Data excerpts
++++++++++

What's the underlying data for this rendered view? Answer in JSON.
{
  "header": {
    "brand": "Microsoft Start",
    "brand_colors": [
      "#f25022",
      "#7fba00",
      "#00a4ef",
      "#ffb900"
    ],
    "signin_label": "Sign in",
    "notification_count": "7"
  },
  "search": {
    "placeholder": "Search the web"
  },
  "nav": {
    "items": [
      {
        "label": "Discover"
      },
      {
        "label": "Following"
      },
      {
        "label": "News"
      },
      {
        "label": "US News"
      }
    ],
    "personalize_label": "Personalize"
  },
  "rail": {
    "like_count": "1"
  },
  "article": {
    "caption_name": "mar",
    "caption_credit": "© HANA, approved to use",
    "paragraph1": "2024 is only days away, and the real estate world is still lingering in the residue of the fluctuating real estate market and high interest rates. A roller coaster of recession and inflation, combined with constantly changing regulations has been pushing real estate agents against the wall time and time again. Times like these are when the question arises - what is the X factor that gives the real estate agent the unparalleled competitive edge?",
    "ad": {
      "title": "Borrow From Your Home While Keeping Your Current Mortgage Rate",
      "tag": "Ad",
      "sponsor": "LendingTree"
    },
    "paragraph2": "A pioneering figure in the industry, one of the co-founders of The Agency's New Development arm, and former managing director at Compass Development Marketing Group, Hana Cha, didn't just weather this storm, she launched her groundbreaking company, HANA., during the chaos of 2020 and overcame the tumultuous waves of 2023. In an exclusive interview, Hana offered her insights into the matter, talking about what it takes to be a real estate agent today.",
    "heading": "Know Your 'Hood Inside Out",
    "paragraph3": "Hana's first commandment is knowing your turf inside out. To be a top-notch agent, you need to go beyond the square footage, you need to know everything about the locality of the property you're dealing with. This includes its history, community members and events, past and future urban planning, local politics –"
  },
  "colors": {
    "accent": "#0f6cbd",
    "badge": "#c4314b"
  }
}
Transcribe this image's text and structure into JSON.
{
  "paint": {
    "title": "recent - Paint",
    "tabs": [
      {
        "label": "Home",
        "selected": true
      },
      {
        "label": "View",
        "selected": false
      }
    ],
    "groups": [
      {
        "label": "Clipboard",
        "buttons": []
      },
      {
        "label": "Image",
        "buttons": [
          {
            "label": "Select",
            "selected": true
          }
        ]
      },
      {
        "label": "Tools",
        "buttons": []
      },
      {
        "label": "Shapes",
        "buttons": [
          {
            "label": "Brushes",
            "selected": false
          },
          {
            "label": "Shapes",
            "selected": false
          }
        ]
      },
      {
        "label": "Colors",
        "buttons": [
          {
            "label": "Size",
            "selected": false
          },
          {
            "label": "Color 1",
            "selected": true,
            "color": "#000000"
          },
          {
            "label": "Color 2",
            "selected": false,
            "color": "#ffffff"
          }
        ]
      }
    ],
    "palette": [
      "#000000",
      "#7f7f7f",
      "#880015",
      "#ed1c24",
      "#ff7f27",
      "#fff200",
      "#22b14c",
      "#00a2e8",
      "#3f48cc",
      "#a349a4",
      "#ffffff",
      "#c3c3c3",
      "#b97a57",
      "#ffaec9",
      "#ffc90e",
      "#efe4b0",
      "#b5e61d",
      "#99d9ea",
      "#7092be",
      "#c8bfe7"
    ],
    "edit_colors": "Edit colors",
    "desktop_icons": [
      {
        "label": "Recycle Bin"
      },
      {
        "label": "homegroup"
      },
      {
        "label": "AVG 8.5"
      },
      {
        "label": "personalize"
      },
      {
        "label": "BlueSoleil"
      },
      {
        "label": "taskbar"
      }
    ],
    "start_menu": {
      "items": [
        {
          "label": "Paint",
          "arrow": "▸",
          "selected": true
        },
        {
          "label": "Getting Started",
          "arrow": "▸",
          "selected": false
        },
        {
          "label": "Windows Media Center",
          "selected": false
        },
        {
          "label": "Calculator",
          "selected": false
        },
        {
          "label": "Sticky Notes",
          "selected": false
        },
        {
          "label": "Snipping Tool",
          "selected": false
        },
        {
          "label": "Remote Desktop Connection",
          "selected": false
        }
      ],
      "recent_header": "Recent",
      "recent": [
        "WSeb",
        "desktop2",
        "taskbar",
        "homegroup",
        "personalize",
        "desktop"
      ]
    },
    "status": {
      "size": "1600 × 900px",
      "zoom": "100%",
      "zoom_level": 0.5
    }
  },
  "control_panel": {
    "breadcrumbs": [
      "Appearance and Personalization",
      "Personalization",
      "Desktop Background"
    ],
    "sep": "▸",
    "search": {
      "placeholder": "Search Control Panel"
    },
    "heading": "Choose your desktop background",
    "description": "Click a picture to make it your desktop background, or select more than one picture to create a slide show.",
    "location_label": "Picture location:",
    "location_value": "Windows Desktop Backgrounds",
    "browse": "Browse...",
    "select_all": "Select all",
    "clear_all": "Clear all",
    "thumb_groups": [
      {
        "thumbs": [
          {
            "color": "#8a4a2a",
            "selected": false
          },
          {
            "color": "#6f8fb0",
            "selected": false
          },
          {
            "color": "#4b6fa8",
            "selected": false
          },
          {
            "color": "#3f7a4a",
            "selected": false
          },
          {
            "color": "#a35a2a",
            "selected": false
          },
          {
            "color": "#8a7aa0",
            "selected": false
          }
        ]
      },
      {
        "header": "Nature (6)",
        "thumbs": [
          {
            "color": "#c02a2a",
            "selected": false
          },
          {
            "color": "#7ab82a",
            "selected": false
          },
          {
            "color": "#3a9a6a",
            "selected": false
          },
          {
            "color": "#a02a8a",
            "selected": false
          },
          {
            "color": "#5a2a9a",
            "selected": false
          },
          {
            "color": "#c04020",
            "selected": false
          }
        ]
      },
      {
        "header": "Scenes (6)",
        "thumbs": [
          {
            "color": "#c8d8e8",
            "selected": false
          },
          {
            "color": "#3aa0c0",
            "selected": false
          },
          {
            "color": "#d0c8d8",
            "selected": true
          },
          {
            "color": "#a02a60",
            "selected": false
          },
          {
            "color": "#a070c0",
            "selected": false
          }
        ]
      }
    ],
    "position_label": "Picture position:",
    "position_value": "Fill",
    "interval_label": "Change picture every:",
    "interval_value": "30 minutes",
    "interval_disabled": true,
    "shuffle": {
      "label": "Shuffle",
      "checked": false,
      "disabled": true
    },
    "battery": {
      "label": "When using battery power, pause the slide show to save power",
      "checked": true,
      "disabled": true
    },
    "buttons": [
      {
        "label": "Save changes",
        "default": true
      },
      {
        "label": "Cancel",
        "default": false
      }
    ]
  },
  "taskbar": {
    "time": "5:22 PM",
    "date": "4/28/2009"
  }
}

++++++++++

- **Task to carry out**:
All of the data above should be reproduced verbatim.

- **Answer section**:
What's the underlying data for this rendered view? Answer in JSON.
{
  "header": {
    "brand": "Microsoft Start",
    "brand_colors": [
      "#f25022",
      "#7fba00",
      "#00a4ef",
      "#ffb900"
    ],
    "signin_label": "Sign in",
    "notification_count": "7"
  },
  "search": {
    "placeholder": "Search the web"
  },
  "nav": {
    "items": [
      {
        "label": "Discover"
      },
      {
        "label": "Following"
      },
      {
        "label": "News"
      },
      {
        "label": "US News"
      }
    ],
    "personalize_label": "Personalize"
  },
  "rail": {
    "like_count": "1"
  },
  "article": {
    "caption_name": "mar",
    "caption_credit": "© HANA, approved to use",
    "paragraph1": "2024 is only days away, and the real estate world is still lingering in the residue of the fluctuating real estate market and high interest rates. A roller coaster of recession and inflation, combined with constantly changing regulations has been pushing real estate agents against the wall time and time again. Times like these are when the question arises - what is the X factor that gives the real estate agent the unparalleled competitive edge?",
    "ad": {
      "title": "Borrow From Your Home While Keeping Your Current Mortgage Rate",
      "tag": "Ad",
      "sponsor": "LendingTree"
    },
    "paragraph2": "A pioneering figure in the industry, one of the co-founders of The Agency's New Development arm, and former managing director at Compass Development Marketing Group, Hana Cha, didn't just weather this storm, she launched her groundbreaking company, HANA., during the chaos of 2020 and overcame the tumultuous waves of 2023. In an exclusive interview, Hana offered her insights into the matter, talking about what it takes to be a real estate agent today.",
    "heading": "Know Your 'Hood Inside Out",
    "paragraph3": "Hana's first commandment is knowing your turf inside out. To be a top-notch agent, you need to go beyond the square footage, you need to know everything about the locality of the property you're dealing with. This includes its history, community members and events, past and future urban planning, local politics –"
  },
  "colors": {
    "accent": "#0f6cbd",
    "badge": "#c4314b"
  }
}
Transcribe this image's text and structure into JSON.
{
  "paint": {
    "title": "recent - Paint",
    "tabs": [
      {
        "label": "Home",
        "selected": true
      },
      {
        "label": "View",
        "selected": false
      }
    ],
    "groups": [
      {
        "label": "Clipboard",
        "buttons": []
      },
      {
        "label": "Image",
        "buttons": [
          {
            "label": "Select",
            "selected": true
          }
        ]
      },
      {
        "label": "Tools",
        "buttons": []
      },
      {
        "label": "Shapes",
        "buttons": [
          {
            "label": "Brushes",
            "selected": false
          },
          {
            "label": "Shapes",
            "selected": false
          }
        ]
      },
      {
        "label": "Colors",
        "buttons": [
          {
            "label": "Size",
            "selected": false
          },
          {
            "label": "Color 1",
            "selected": true,
            "color": "#000000"
          },
          {
            "label": "Color 2",
            "selected": false,
            "color": "#ffffff"
          }
        ]
      }
    ],
    "palette": [
      "#000000",
      "#7f7f7f",
      "#880015",
      "#ed1c24",
      "#ff7f27",
      "#fff200",
      "#22b14c",
      "#00a2e8",
      "#3f48cc",
      "#a349a4",
      "#ffffff",
      "#c3c3c3",
      "#b97a57",
      "#ffaec9",
      "#ffc90e",
      "#efe4b0",
      "#b5e61d",
      "#99d9ea",
      "#7092be",
      "#c8bfe7"
    ],
    "edit_colors": "Edit colors",
    "desktop_icons": [
      {
        "label": "Recycle Bin"
      },
      {
        "label": "homegroup"
      },
      {
        "label": "AVG 8.5"
      },
      {
        "label": "personalize"
      },
      {
        "label": "BlueSoleil"
      },
      {
        "label": "taskbar"
      }
    ],
    "start_menu": {
      "items": [
        {
          "label": "Paint",
          "arrow": "▸",
          "selected": true
        },
        {
          "label": "Getting Started",
          "arrow": "▸",
          "selected": false
        },
        {
          "label": "Windows Media Center",
          "selected": false
        },
        {
          "label": "Calculator",
          "selected": false
        },
        {
          "label": "Sticky Notes",
          "selected": false
        },
        {
          "label": "Snipping Tool",
          "selected": false
        },
        {
          "label": "Remote Desktop Connection",
          "selected": false
        }
      ],
      "recent_header": "Recent",
      "recent": [
        "WSeb",
        "desktop2",
        "taskbar",
        "homegroup",
        "personalize",
        "desktop"
      ]
    },
    "status": {
      "size": "1600 × 900px",
      "zoom": "100%",
      "zoom_level": 0.5
    }
  },
  "control_panel": {
    "breadcrumbs": [
      "Appearance and Personalization",
      "Personalization",
      "Desktop Background"
    ],
    "sep": "▸",
    "search": {
      "placeholder": "Search Control Panel"
    },
    "heading": "Choose your desktop background",
    "description": "Click a picture to make it your desktop background, or select more than one picture to create a slide show.",
    "location_label": "Picture location:",
    "location_value": "Windows Desktop Backgrounds",
    "browse": "Browse...",
    "select_all": "Select all",
    "clear_all": "Clear all",
    "thumb_groups": [
      {
        "thumbs": [
          {
            "color": "#8a4a2a",
            "selected": false
          },
          {
            "color": "#6f8fb0",
            "selected": false
          },
          {
            "color": "#4b6fa8",
            "selected": false
          },
          {
            "color": "#3f7a4a",
            "selected": false
          },
          {
            "color": "#a35a2a",
            "selected": false
          },
          {
            "color": "#8a7aa0",
            "selected": false
          }
        ]
      },
      {
        "header": "Nature (6)",
        "thumbs": [
          {
            "color": "#c02a2a",
            "selected": false
          },
          {
            "color": "#7ab82a",
            "selected": false
          },
          {
            "color": "#3a9a6a",
            "selected": false
          },
          {
            "color": "#a02a8a",
            "selected": false
          },
          {
            "color": "#5a2a9a",
            "selected": false
          },
          {
            "color": "#c04020",
            "selected": false
          }
        ]
      },
      {
        "header": "Scenes (6)",
        "thumbs": [
          {
            "color": "#c8d8e8",
            "selected": false
          },
          {
            "color": "#3aa0c0",
            "selected": false
          },
          {
            "color": "#d0c8d8",
            "selected": true
          },
          {
            "color": "#a02a60",
            "selected": false
          },
          {
            "color": "#a070c0",
            "selected": false
          }
        ]
      }
    ],
    "position_label": "Picture position:",
    "position_value": "Fill",
    "interval_label": "Change picture every:",
    "interval_value": "30 minutes",
    "interval_disabled": true,
    "shuffle": {
      "label": "Shuffle",
      "checked": false,
      "disabled": true
    },
    "battery": {
      "label": "When using battery power, pause the slide show to save power",
      "checked": true,
      "disabled": true
    },
    "buttons": [
      {
        "label": "Save changes",
        "default": true
      },
      {
        "label": "Cancel",
        "default": false
      }
    ]
  },
  "taskbar": {
    "time": "5:22 PM",
    "date": "4/28/2009"
  }
}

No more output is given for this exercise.